A study of the Homerian type section in the upper Beluga Formation (Upper Miocene) of the Kenai Group of southern Alaska has yielded two surprising discoveries: (1) warmth-loving taxa and (2) the presence in Alaska of a ‘new’ gymnosperm family, Podocarpaceae. A well-preserved pollen and spore flora is present in Upper Miocene coal beds of the Kenai lowland, near Homer, Alaska. Stump horizons, abundant wood fragments, wood grain, and amber within the coal attest to a forested swamp. Pollen assemblages from the Homerian type section include elements of both Mixed Northern Hardwood and warm-temperate Mesophytic forests and are far richer than the flora previously defining the Homerian type section, which had suggested a less diverse, cooler assemblage.
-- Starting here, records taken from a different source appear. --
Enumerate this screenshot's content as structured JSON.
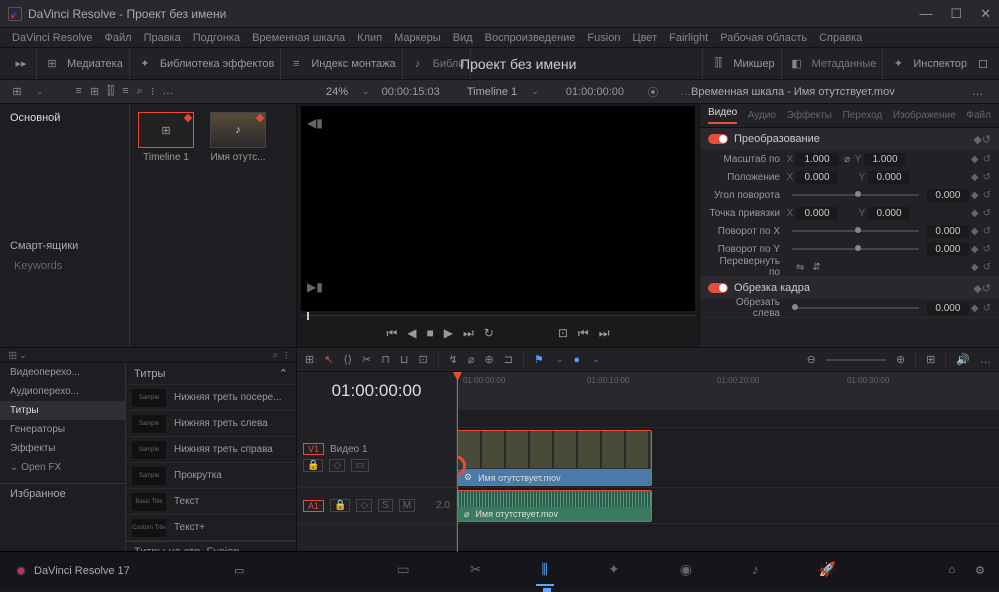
{
  "window": {
    "title": "DaVinci Resolve - Проект без имени"
  },
  "menubar": [
    "DaVinci Resolve",
    "Файл",
    "Правка",
    "Подгонка",
    "Временная шкала",
    "Клип",
    "Маркеры",
    "Вид",
    "Воспроизведение",
    "Fusion",
    "Цвет",
    "Fairlight",
    "Рабочая область",
    "Справка"
  ],
  "toolbar": {
    "media": "Медиатека",
    "fx": "Библиотека эффектов",
    "editindex": "Индекс монтажа",
    "soundlib": "Библи",
    "mixer": "Микшер",
    "metadata": "Метаданные",
    "inspector": "Инспектор"
  },
  "project_name": "Проект без имени",
  "subheader": {
    "zoom_pct": "24%",
    "duration_tc": "00:00:15:03",
    "timeline_name": "Timeline 1",
    "position_tc": "01:00:00:00",
    "inspector_title": "Временная шкала - Имя отутствует.mov"
  },
  "media_pool": {
    "master": "Основной",
    "thumbs": [
      {
        "label": "Timeline 1",
        "icon_char": "⊞",
        "selected": true
      },
      {
        "label": "Имя отутс...",
        "icon_char": "♪",
        "selected": false
      }
    ],
    "smart_bins": "Смарт-ящики",
    "keywords": "Keywords"
  },
  "inspector": {
    "tabs": [
      "Видео",
      "Аудио",
      "Эффекты",
      "Переход",
      "Изображение",
      "Файл"
    ],
    "section1": {
      "title": "Преобразование"
    },
    "rows": {
      "scale": {
        "label": "Масштаб по",
        "x": "1.000",
        "y": "1.000"
      },
      "position": {
        "label": "Положение",
        "x": "0.000",
        "y": "0.000"
      },
      "angle": {
        "label": "Угол поворота",
        "val": "0.000"
      },
      "anchor": {
        "label": "Точка привязки",
        "x": "0.000",
        "y": "0.000"
      },
      "rotX": {
        "label": "Поворот по X",
        "val": "0.000"
      },
      "rotY": {
        "label": "Поворот по Y",
        "val": "0.000"
      },
      "flip": {
        "label": "Перевернуть по"
      }
    },
    "section2": {
      "title": "Обрезка кадра"
    },
    "crop_left": {
      "label": "Обрезать слева",
      "val": "0.000"
    }
  },
  "fx": {
    "categories": [
      "Видеоперехо...",
      "Аудиоперехо...",
      "Титры",
      "Генераторы",
      "Эффекты"
    ],
    "openfx": "Open FX",
    "favorites": "Избранное",
    "list_title": "Титры",
    "items": [
      {
        "thumb": "Sample",
        "label": "Нижняя треть посере..."
      },
      {
        "thumb": "Sample",
        "label": "Нижняя треть слева"
      },
      {
        "thumb": "Sample",
        "label": "Нижняя треть справа"
      },
      {
        "thumb": "Sample",
        "label": "Прокрутка"
      },
      {
        "thumb": "Basic Title",
        "label": "Текст"
      },
      {
        "thumb": "Custom Title",
        "label": "Текст+"
      }
    ],
    "footer": "Титры на стр. Fusion"
  },
  "timeline": {
    "current_tc": "01:00:00:00",
    "ruler_ticks": [
      "01:00:00:00",
      "01:00:10:00",
      "01:00:20:00",
      "01:00:30:00"
    ],
    "tracks": {
      "v1": {
        "badge": "V1",
        "name": "Видео 1"
      },
      "a1": {
        "badge": "A1",
        "amix": "2.0"
      }
    },
    "clip_video": "Имя отутствует.mov",
    "clip_audio": "Имя отутствует.mov"
  },
  "footer": {
    "brand": "DaVinci Resolve 17"
  }
}
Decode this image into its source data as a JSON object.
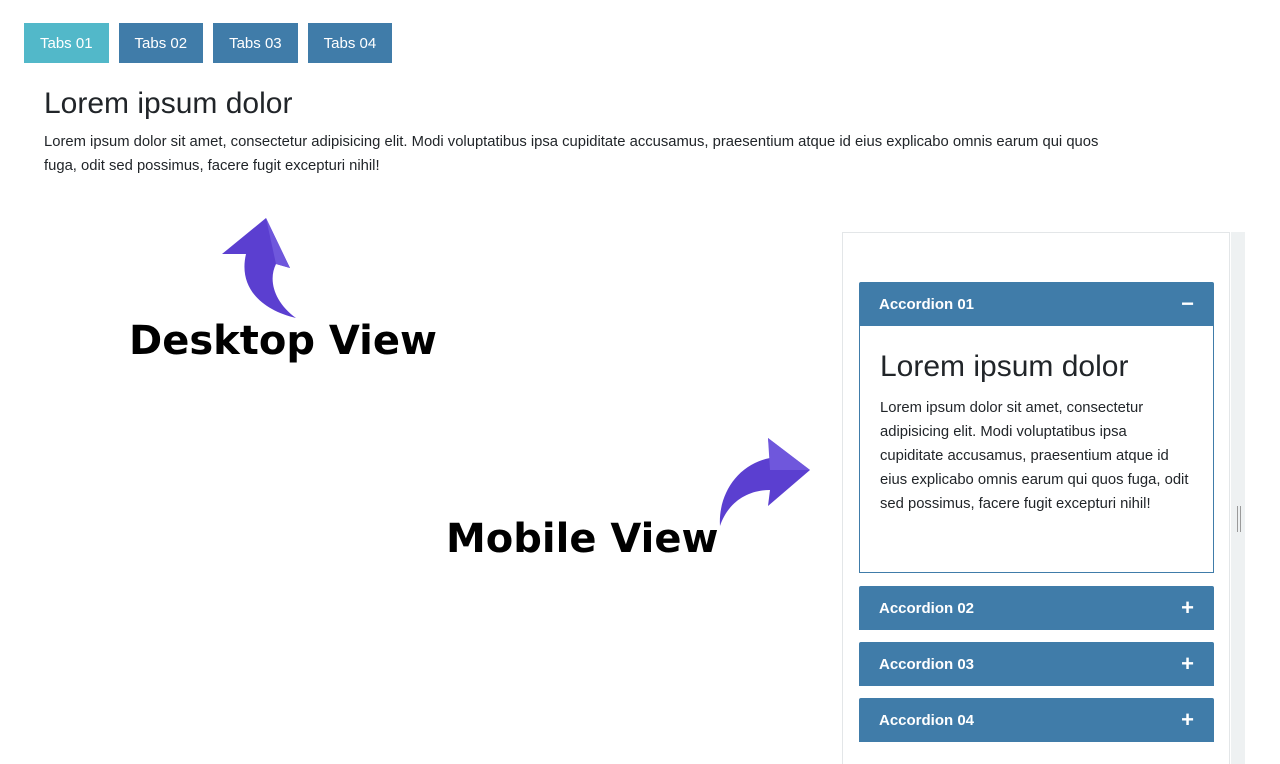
{
  "tabs": [
    {
      "label": "Tabs 01",
      "active": true
    },
    {
      "label": "Tabs 02",
      "active": false
    },
    {
      "label": "Tabs 03",
      "active": false
    },
    {
      "label": "Tabs 04",
      "active": false
    }
  ],
  "desktop": {
    "title": "Lorem ipsum dolor",
    "text": "Lorem ipsum dolor sit amet, consectetur adipisicing elit. Modi voluptatibus ipsa cupiditate accusamus, praesentium atque id eius explicabo omnis earum qui quos fuga, odit sed possimus, facere fugit excepturi nihil!"
  },
  "annotations": {
    "desktop_label": "Desktop View",
    "mobile_label": "Mobile View",
    "arrow_color": "#5b3fd0"
  },
  "accordion": [
    {
      "label": "Accordion 01",
      "icon": "−",
      "icon_name": "minus-icon",
      "open": true
    },
    {
      "label": "Accordion 02",
      "icon": "+",
      "icon_name": "plus-icon",
      "open": false
    },
    {
      "label": "Accordion 03",
      "icon": "+",
      "icon_name": "plus-icon",
      "open": false
    },
    {
      "label": "Accordion 04",
      "icon": "+",
      "icon_name": "plus-icon",
      "open": false
    }
  ],
  "accordion_content": {
    "title": "Lorem ipsum dolor",
    "text": "Lorem ipsum dolor sit amet, consectetur adipisicing elit. Modi voluptatibus ipsa cupiditate accusamus, praesentium atque id eius explicabo omnis earum qui quos fuga, odit sed possimus, facere fugit excepturi nihil!"
  },
  "colors": {
    "tab_active": "#52b8c9",
    "tab_inactive": "#407ca9",
    "accordion_header": "#407ca9"
  }
}
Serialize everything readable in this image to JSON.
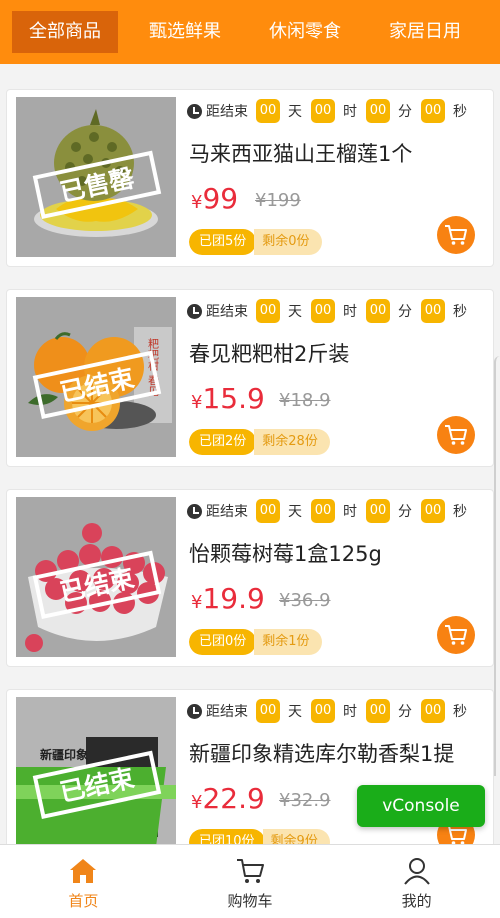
{
  "tabs": [
    {
      "label": "全部商品",
      "active": true
    },
    {
      "label": "甄选鲜果",
      "active": false
    },
    {
      "label": "休闲零食",
      "active": false
    },
    {
      "label": "家居日用",
      "active": false
    }
  ],
  "countdown_label": "距结束",
  "countdown": {
    "days": "00",
    "hours": "00",
    "minutes": "00",
    "seconds": "00"
  },
  "units": {
    "day": "天",
    "hour": "时",
    "minute": "分",
    "second": "秒"
  },
  "currency": "¥",
  "products": [
    {
      "name": "马来西亚猫山王榴莲1个",
      "price": "99",
      "old_price": "¥199",
      "grouped": "已团5份",
      "remaining": "剩余0份",
      "stamp": "已售罄"
    },
    {
      "name": "春见粑粑柑2斤装",
      "price": "15.9",
      "old_price": "¥18.9",
      "grouped": "已团2份",
      "remaining": "剩余28份",
      "stamp": "已结束"
    },
    {
      "name": "怡颗莓树莓1盒125g",
      "price": "19.9",
      "old_price": "¥36.9",
      "grouped": "已团0份",
      "remaining": "剩余1份",
      "stamp": "已结束"
    },
    {
      "name": "新疆印象精选库尔勒香梨1提",
      "price": "22.9",
      "old_price": "¥32.9",
      "grouped": "已团10份",
      "remaining": "剩余9份",
      "stamp": "已结束"
    }
  ],
  "image_text": {
    "orange_box": "粑粑柑 春见",
    "pear_box": "新疆印象"
  },
  "vconsole_label": "vConsole",
  "bottom_nav": [
    {
      "label": "首页",
      "active": true
    },
    {
      "label": "购物车",
      "active": false
    },
    {
      "label": "我的",
      "active": false
    }
  ],
  "colors": {
    "brand_orange": "#ff8c0d",
    "active_tab": "#d9640a",
    "price_red": "#e92c3b",
    "timer_yellow": "#f7b500",
    "vconsole_green": "#1aad19"
  }
}
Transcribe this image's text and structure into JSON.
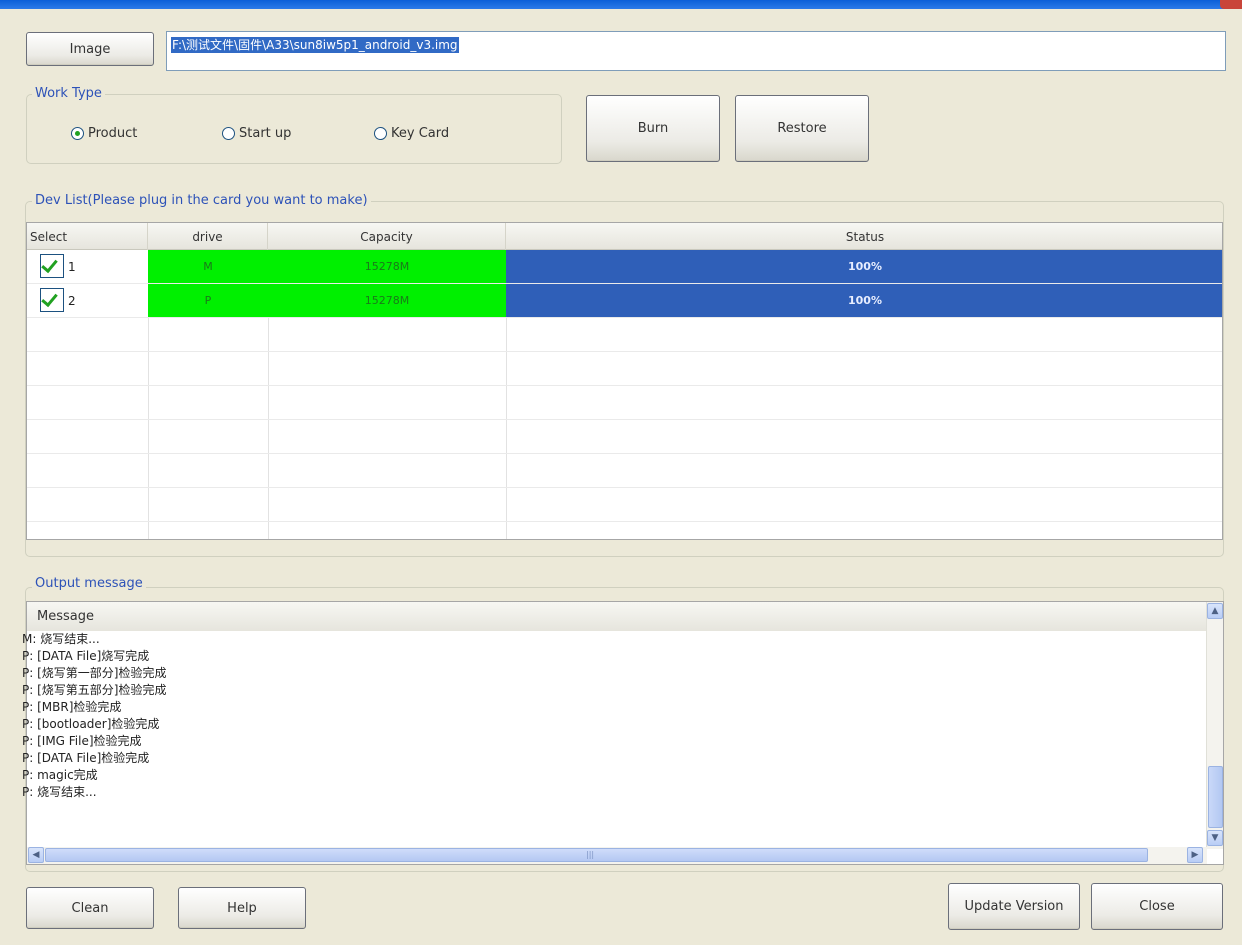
{
  "window": {
    "accent": "#0a5fd8",
    "background": "#ece9d8"
  },
  "image_button": "Image",
  "image_path": "F:\\测试文件\\固件\\A33\\sun8iw5p1_android_v3.img",
  "work_type": {
    "legend": "Work Type",
    "options": [
      {
        "label": "Product",
        "selected": true
      },
      {
        "label": "Start up",
        "selected": false
      },
      {
        "label": "Key Card",
        "selected": false
      }
    ]
  },
  "actions": {
    "burn": "Burn",
    "restore": "Restore"
  },
  "dev_list": {
    "legend": "Dev List(Please plug in the card you want to make)",
    "columns": [
      "Select",
      "drive",
      "Capacity",
      "Status"
    ],
    "rows": [
      {
        "index": "1",
        "checked": true,
        "drive": "M",
        "capacity": "15278M",
        "status": "100%"
      },
      {
        "index": "2",
        "checked": true,
        "drive": "P",
        "capacity": "15278M",
        "status": "100%"
      }
    ],
    "colors": {
      "drive_bg": "#00f000",
      "status_bg": "#2f5fb8"
    }
  },
  "output": {
    "legend": "Output message",
    "header": "Message",
    "lines": [
      "M: 烧写结束...",
      "P: [DATA File]烧写完成",
      "P: [烧写第一部分]检验完成",
      "P: [烧写第五部分]检验完成",
      "P: [MBR]检验完成",
      "P: [bootloader]检验完成",
      "P: [IMG File]检验完成",
      "P: [DATA File]检验完成",
      "P: magic完成",
      "P: 烧写结束..."
    ],
    "hscroll_grip": "|||"
  },
  "footer": {
    "clean": "Clean",
    "help": "Help",
    "update_version": "Update Version",
    "close": "Close"
  }
}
Within the Homerian type section, the flora exhibits no definite taxonomic chronology; in general, Alnus dominates, with up to 45% of the total counts, followed by Pinaceae and Taxodiaceae pollen types (30 to 35%) and thermophiles (c. 14%). At least 36 genera are represented, including Carya type, Corylus, Ilex, Juglans, Myrica, Ostrya/Carpinus, Pterocarya, Quercus/Quercus-type, and Ulmus/Zelkova, eight dicot genera have not previously been reported from the type Homerian. Presence of these hardwoods in moderate to minor amounts suggests that the climate during the Homerian (Late Miocene) was only slightly cooler than that of the Seldovian (Early to Middle Miocene).
Unexpectedly, Dacrydium and Podocarpus are present as minor elements in most of the samples. They apparently coexisted with the other Miocene taxa, because the pre-Paleogene Kenai–Chugach terrane to the southeast, which supplied sediments to the Kenai Group, is mostly of oceanic plate provenance and is unlikely to have been the source of the pollen. A uniform orange fluorescence of all the pollen, including the podocarps and any potentially reworked pollen, also suggests a contemporaneous origin for all the taxa.
The flora from the Homerian type section may precede or coincide with uplift of the Alaska Range to the north. Thus, further comparison with Homerian taxa at localities north and south of the Alaska Range will be important as it may reveal a possible rain shadow effect.